Supplied material Block Start
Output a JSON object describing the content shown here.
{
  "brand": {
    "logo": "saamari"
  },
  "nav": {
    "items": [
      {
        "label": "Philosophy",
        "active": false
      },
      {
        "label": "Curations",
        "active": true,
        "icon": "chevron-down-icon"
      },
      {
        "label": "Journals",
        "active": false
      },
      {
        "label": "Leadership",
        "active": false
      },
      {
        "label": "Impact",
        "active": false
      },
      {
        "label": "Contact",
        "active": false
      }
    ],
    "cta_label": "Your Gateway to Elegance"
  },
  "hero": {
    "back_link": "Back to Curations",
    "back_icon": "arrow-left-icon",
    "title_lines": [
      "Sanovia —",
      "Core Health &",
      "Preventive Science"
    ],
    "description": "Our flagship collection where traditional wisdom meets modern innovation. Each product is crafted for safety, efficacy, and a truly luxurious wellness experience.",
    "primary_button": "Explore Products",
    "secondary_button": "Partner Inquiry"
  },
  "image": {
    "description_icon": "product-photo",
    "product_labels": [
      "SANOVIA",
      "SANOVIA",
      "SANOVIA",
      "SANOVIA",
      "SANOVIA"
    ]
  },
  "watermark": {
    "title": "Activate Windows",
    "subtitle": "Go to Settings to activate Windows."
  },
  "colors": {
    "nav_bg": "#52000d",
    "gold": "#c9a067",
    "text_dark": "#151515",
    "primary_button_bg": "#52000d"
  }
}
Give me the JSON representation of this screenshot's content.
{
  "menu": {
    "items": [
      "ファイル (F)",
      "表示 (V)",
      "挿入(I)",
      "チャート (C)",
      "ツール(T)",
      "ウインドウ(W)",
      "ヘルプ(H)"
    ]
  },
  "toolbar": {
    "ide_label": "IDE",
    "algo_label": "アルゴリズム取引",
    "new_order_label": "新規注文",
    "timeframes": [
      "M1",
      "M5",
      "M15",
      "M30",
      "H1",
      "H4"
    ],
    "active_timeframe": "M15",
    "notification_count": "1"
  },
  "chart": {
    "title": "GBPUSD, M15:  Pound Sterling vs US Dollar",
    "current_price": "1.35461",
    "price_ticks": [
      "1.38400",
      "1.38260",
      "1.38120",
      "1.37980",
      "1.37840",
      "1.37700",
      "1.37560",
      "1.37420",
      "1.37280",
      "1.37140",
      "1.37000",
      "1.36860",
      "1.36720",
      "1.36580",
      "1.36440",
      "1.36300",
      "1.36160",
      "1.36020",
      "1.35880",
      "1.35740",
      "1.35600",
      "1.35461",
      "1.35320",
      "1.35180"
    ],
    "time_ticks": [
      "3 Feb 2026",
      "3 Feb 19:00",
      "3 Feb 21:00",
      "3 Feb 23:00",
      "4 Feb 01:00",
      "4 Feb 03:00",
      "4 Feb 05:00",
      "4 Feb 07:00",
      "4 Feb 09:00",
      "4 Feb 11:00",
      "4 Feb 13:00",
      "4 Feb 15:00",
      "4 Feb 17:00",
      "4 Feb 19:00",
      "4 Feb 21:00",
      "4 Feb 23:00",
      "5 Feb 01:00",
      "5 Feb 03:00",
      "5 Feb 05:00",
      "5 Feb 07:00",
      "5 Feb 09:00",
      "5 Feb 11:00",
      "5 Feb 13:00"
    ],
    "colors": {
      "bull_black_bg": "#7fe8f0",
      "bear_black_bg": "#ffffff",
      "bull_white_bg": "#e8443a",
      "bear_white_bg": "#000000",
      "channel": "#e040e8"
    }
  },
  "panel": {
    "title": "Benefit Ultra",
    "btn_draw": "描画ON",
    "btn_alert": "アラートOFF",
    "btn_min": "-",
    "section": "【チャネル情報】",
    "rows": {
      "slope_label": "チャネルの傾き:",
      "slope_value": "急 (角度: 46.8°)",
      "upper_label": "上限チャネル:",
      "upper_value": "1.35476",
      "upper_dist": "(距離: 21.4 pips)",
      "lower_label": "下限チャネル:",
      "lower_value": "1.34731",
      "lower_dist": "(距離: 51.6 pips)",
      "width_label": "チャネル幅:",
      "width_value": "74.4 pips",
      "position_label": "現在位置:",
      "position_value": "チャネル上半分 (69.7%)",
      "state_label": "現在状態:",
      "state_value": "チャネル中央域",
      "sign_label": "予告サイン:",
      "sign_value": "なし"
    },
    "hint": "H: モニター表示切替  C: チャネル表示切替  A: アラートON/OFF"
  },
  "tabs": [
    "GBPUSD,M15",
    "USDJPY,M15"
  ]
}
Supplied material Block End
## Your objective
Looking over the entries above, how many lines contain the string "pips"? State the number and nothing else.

## Solution for this problem
3